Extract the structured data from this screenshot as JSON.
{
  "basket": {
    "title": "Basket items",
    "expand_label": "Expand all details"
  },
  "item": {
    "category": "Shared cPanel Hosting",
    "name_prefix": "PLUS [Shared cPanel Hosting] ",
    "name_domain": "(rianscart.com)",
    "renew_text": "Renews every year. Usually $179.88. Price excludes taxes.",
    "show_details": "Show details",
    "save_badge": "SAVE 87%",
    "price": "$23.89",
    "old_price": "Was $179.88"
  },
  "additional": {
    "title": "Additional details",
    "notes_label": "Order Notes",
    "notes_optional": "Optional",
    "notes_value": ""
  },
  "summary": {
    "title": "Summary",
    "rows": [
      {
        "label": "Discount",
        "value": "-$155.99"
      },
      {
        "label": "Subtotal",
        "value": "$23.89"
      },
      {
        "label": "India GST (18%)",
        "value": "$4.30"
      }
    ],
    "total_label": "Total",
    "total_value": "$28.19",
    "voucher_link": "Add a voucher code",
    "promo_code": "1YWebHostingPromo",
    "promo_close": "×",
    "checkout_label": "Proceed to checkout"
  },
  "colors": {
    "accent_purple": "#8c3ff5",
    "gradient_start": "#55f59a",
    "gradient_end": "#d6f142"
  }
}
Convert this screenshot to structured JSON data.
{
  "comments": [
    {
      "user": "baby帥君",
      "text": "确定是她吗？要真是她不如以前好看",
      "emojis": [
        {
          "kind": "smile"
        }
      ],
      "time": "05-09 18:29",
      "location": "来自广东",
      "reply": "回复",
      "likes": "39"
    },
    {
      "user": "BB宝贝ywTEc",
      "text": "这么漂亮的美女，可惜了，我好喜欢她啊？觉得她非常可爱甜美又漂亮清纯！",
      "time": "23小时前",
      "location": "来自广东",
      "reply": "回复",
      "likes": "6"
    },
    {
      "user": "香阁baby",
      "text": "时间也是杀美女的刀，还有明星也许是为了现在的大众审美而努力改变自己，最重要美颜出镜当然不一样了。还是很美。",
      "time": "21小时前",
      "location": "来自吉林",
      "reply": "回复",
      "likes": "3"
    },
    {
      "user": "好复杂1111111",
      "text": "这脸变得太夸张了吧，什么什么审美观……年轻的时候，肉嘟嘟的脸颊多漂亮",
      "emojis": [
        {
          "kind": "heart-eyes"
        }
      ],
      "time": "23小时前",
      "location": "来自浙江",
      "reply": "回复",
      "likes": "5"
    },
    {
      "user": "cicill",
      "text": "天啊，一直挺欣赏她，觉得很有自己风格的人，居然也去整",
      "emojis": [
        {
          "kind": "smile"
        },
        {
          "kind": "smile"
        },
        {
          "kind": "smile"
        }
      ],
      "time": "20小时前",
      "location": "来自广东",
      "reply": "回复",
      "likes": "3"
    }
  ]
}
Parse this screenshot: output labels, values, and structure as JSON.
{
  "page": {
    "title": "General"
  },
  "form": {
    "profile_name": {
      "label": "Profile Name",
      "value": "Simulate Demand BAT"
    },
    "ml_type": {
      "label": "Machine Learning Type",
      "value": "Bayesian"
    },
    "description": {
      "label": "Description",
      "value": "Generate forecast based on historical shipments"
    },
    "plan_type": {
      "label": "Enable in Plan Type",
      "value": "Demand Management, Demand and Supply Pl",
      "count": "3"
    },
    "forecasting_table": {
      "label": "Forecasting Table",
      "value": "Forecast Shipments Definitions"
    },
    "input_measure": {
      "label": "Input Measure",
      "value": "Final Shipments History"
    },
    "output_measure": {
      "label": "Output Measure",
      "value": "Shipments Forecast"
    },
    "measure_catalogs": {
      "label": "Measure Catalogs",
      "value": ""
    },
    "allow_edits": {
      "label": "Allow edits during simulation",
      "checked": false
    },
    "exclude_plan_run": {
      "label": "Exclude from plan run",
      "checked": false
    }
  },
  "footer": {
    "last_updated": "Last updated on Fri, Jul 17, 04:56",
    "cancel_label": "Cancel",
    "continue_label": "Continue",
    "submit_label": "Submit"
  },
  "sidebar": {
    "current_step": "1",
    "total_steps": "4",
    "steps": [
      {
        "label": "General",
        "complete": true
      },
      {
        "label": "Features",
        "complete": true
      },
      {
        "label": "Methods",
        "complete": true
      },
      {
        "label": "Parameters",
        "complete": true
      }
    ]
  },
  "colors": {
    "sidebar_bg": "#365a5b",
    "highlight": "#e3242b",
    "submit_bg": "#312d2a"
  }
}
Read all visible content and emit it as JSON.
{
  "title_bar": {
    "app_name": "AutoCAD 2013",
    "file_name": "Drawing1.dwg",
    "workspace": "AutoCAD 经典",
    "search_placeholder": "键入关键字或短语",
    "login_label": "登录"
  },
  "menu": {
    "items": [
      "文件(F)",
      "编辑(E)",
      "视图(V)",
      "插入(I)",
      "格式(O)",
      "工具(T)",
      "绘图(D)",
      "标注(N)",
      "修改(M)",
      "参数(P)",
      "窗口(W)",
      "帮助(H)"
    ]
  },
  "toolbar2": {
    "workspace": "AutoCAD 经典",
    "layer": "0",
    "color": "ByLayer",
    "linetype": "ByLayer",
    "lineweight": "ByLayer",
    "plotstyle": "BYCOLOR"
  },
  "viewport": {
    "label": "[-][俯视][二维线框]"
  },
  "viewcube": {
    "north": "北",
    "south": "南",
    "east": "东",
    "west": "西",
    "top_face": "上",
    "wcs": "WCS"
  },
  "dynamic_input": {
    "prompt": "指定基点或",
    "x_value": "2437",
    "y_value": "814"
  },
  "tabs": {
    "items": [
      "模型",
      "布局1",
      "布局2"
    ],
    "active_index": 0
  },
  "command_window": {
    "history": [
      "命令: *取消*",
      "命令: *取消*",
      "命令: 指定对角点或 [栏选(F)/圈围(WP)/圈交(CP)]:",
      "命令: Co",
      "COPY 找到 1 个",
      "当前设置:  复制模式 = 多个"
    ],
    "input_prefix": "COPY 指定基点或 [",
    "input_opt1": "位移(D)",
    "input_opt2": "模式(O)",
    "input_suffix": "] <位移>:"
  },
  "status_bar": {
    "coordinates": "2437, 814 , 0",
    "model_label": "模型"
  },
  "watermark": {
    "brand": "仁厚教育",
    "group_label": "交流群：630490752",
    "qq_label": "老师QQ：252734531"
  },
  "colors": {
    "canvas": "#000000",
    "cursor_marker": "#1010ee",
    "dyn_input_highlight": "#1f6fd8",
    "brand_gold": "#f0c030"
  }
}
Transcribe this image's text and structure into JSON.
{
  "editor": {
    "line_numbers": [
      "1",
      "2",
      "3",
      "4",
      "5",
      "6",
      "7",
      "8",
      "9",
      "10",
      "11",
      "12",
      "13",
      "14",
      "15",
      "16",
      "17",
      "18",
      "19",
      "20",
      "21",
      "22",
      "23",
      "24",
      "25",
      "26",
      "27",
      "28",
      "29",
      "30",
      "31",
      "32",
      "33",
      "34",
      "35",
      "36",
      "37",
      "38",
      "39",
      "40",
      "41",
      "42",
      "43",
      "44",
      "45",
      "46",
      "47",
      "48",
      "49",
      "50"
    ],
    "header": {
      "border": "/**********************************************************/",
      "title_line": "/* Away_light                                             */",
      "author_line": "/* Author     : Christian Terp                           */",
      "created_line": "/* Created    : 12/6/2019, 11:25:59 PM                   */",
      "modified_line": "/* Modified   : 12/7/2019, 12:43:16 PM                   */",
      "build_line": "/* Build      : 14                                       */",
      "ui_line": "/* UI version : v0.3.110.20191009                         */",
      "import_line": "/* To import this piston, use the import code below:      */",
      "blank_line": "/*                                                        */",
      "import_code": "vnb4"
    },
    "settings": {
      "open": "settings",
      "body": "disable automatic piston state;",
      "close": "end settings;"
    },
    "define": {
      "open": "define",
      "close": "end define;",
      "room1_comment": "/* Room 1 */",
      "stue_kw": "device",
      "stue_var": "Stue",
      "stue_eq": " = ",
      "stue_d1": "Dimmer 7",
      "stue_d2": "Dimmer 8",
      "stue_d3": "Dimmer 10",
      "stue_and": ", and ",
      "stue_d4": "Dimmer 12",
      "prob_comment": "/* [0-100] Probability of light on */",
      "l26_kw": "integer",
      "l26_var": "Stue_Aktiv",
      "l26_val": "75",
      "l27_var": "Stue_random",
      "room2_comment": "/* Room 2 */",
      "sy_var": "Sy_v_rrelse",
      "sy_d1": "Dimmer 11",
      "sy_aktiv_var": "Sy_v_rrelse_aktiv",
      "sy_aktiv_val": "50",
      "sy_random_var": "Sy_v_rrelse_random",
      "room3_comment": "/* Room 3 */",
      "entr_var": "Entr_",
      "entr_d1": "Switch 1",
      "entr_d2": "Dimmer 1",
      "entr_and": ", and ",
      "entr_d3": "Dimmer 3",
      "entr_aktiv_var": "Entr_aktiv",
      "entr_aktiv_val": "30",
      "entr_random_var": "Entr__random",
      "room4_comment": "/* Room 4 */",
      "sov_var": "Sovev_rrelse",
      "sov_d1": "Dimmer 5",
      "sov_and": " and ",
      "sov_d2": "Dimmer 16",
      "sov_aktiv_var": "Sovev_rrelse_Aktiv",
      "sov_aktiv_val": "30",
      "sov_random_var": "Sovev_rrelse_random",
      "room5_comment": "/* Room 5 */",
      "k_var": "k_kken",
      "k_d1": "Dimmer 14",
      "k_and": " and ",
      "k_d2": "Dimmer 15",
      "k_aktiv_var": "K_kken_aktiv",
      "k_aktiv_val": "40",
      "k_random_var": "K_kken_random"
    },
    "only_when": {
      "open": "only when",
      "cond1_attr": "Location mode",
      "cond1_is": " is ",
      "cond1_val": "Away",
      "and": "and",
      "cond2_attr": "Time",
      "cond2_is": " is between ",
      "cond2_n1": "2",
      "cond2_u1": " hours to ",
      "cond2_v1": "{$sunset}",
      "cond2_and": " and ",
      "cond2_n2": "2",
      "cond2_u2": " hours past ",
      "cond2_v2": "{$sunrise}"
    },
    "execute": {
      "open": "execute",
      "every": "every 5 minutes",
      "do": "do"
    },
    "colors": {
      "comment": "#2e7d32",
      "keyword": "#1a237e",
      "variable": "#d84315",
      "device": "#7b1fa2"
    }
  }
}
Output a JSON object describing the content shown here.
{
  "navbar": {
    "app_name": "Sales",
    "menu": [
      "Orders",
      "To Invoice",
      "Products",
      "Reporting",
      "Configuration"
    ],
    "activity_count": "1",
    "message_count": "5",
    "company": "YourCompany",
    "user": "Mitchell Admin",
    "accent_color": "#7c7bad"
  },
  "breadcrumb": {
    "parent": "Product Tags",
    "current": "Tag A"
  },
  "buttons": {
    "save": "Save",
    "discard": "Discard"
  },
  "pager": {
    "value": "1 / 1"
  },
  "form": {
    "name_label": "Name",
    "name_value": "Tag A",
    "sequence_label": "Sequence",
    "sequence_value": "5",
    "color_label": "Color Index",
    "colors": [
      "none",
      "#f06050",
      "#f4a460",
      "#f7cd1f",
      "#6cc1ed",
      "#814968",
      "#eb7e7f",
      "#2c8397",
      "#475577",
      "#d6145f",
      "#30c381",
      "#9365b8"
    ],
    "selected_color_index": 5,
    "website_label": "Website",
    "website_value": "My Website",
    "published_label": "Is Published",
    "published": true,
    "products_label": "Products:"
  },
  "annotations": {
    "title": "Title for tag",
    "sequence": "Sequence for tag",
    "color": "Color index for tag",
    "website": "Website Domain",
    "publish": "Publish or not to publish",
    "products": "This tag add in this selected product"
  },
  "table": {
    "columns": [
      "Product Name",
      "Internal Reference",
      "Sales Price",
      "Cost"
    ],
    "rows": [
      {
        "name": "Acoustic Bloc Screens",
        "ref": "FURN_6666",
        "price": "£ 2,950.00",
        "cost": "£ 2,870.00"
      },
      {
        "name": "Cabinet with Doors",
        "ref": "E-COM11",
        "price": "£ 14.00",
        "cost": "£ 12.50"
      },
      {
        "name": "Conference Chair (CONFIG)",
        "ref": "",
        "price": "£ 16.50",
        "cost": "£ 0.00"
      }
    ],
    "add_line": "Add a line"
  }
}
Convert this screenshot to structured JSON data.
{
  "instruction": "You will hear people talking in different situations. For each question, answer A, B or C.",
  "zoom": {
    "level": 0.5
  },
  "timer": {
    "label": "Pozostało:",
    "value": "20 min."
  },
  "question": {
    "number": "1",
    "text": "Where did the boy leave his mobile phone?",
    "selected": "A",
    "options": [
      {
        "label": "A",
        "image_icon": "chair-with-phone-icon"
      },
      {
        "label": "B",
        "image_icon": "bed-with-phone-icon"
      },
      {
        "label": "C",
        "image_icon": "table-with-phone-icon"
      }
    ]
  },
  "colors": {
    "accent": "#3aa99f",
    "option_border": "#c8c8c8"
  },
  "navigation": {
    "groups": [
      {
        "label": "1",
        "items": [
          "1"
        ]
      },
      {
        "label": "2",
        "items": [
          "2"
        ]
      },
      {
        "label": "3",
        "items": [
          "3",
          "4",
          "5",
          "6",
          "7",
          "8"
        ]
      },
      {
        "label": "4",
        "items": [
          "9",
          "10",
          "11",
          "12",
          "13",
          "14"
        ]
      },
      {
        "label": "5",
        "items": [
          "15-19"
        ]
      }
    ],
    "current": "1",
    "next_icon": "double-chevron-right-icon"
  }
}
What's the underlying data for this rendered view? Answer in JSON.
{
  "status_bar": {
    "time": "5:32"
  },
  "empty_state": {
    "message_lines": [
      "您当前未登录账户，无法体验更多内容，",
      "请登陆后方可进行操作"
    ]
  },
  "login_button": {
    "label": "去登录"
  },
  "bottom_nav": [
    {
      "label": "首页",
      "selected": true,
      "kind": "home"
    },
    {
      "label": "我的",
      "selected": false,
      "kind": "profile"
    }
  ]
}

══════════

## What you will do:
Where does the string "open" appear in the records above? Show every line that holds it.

## Output below:
      "open": "settings",
      "open": "define",
      "open": "only when",
      "open": "execute",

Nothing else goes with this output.